A spokesman for Arkansas attorney general Leslie Rutledge said the state was reviewing its options; the state can ask the Arkansas supreme court to reconsider its decision or appeal to the US Supreme Court, which on Monday opted not to vacate a separate stay involving inmate Don Davis, who had been scheduled to be executed on Monday night. The Arkansas circuit judge temporarily blocked the state from using one of its drugs, vecuronium bromide, a paralytic used in prisons for lethal injections (and for other purposes elsewhere).This ruling came after McKesson, a distributor of pharmaceutical giant Pfizer, filed a complaint alleging that the Arkansas Department of Corrections (ADC) "intentionally sought to circumvent McKesson's policies by claiming that the drug would only be used for medical reasons in a health facility".
Gov. Asa Hutchinson expressed frustration with the repeated legal hurdles, and in a statement Wednesday night criticized the state Supreme Court, which has voted 4-3 on the death penalty cases.
It is the first of three drugs used for lethal injections in several states, including Arkansas.
Then, last Friday, Arkansas' Supreme Court suspended, with no explanation, the execution of prisoner Bruce Ward planned for Monday this week.
Court decisions in recent weeks, both from the state and US Supreme Courts, had granted all eight inmates a temporary reprieve, but some were overturned. A sixth inmate, Jason McGehee, received a stay in a different case.

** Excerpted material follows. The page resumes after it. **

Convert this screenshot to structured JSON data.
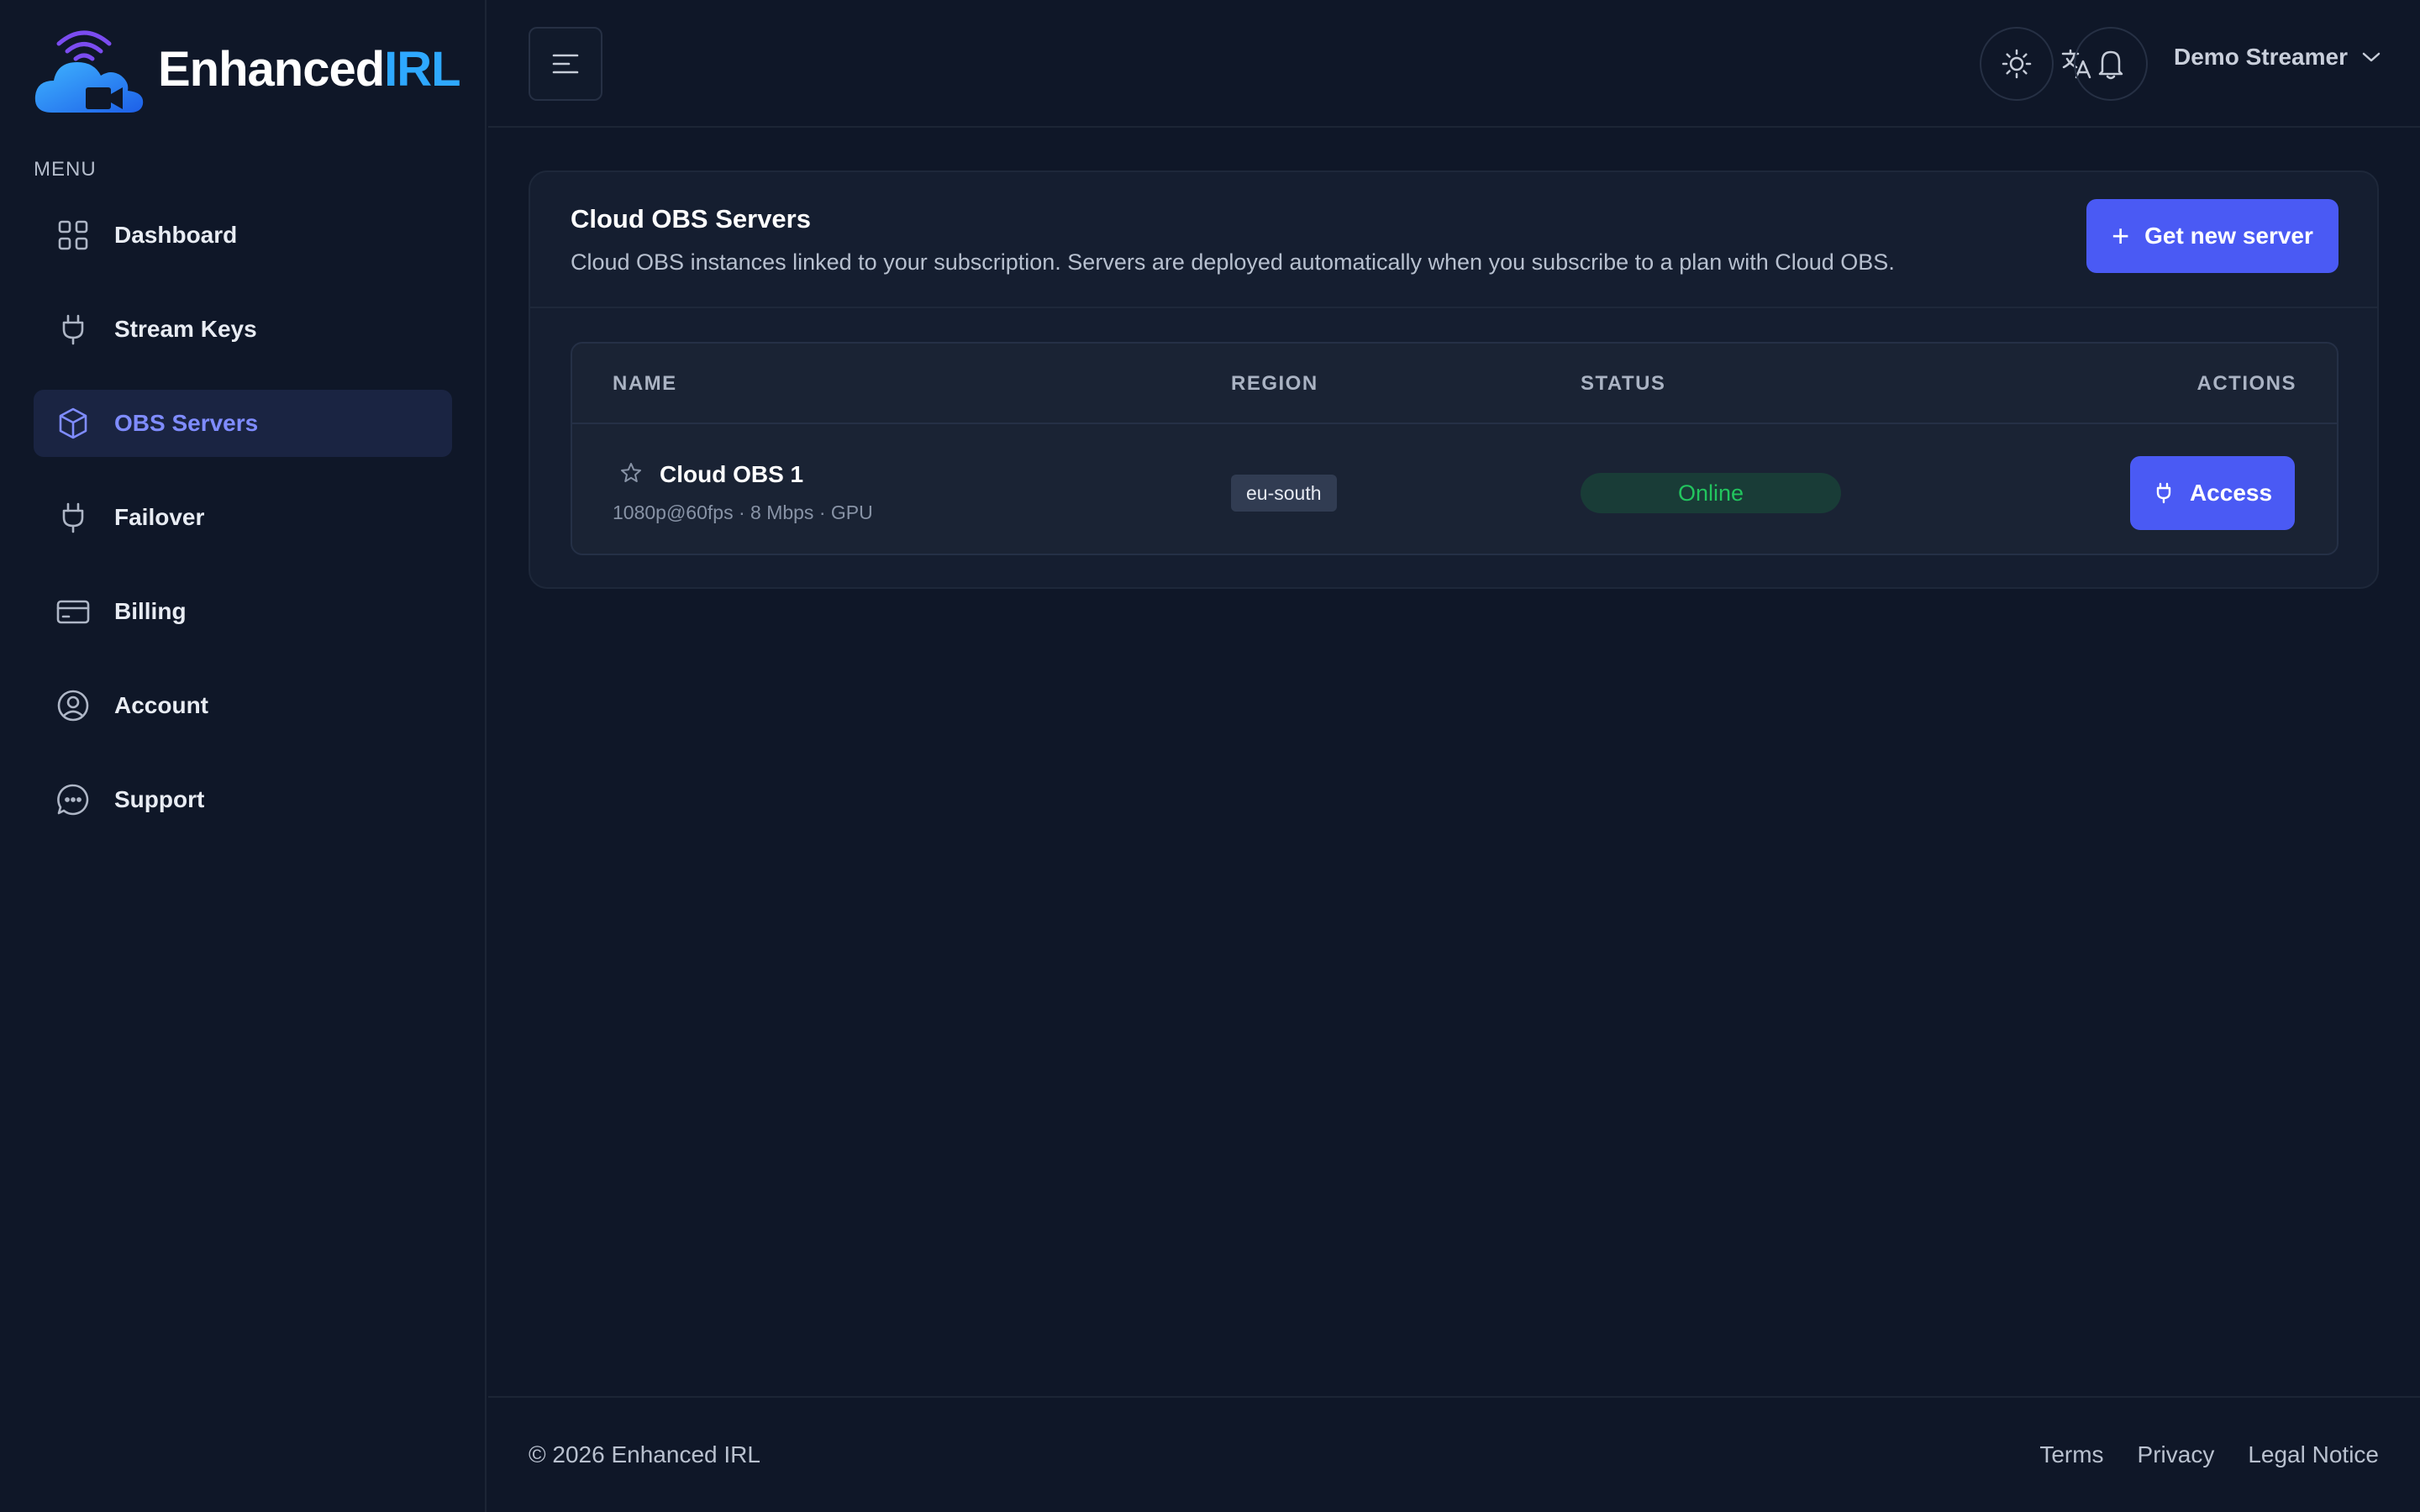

The Arkansas Supreme Court has halted one of two executions set for Thursday, saying the condemned inmate should have a chance to prove his innocence with more DNA testing. In text messages from Jenkins' phone, which came up at Wednesday's court hearing, there is no mention that the drug would be used in executions.
"My job as governor is to work with the attorney general to make sure that justice is accomplished and the law of Arkansas is carried out, and that's what we're working every day to accomplish", he said.
On Monday, the Arkansas Supreme Court blocked the executions of two men set to die that night. In that order, the state supreme court did not elaborate on its reasoning.
The court had indicated earlier this year that it might view the death penalty more favorably, ruling to allow Arkansas to keep many details of its lethal injection drugs secret. A ninth death-row inmate who does not have a scheduled execution date also signed on to the request. A federal judge this month halted the last of the executions. The state's aggressive and potentially unconstitutional plan to execute eight inmates in 11 days is unprecedented, hugely consequential, and has drawn national scrutiny at a time when Americans' support for the death penalty is on the decline.
Lawyers for the inmates were not immediately available after the U.S. Supreme Court ruling. On Tuesday, a state judge denied the DNA test for Lee. Meaning if current appeals and court proceedings s are pushed into May, Arkansas won't be able to carry out the executions with the drugs it has on hand. In an amicus brief they filed with the district court, the companies wrote that using their medicines in executions "runs counter to the manufacturers' mission to save and enhance patients' lives".
Lawyers for Arkansas inmates condemned to die Thursday in a planned double execution are claiming they are innocent and one of them says advanced DNA techniques could show he didn't kill a woman in 1993. The state originally wanted to put to death eight men in 11 days but that is down to five after the two won stays Monday and a third was earlier put on hold by a federal judge.